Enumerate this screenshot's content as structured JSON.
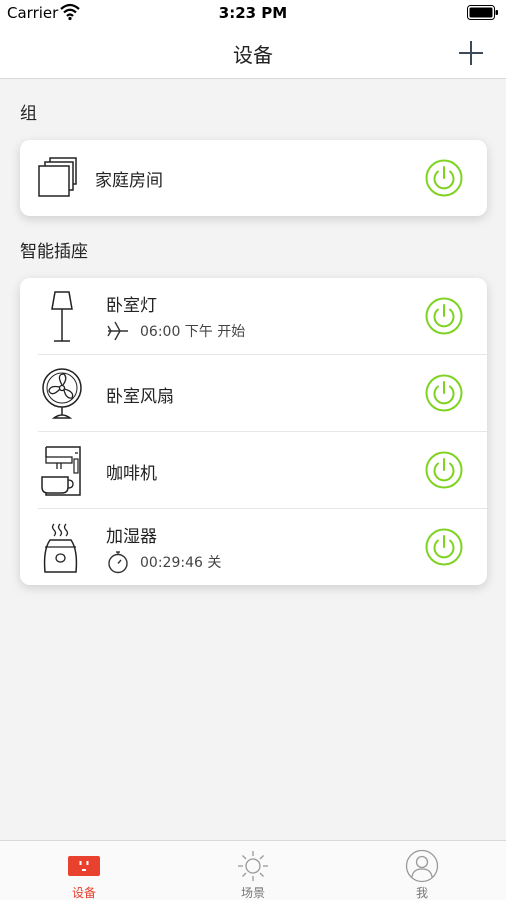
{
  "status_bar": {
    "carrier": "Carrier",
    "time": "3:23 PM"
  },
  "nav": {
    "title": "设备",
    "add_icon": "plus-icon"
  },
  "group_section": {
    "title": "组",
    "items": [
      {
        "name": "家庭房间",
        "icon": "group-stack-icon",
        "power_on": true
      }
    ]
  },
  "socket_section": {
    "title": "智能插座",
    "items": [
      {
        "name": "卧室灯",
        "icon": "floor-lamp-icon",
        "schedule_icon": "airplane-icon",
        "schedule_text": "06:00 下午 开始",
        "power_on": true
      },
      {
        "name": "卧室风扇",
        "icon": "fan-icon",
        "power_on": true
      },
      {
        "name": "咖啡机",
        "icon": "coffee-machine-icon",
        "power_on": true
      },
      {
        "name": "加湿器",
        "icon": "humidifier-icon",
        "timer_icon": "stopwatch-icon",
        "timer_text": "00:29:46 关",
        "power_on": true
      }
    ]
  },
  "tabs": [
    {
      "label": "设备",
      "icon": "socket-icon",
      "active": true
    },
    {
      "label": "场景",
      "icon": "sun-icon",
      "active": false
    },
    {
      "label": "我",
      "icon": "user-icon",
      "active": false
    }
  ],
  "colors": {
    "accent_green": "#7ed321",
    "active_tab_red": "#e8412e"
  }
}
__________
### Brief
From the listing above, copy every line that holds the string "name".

### Problem solution
        "name": "家庭房间",
        "name": "卧室灯",
        "name": "卧室风扇",
        "name": "咖啡机",
        "name": "加湿器",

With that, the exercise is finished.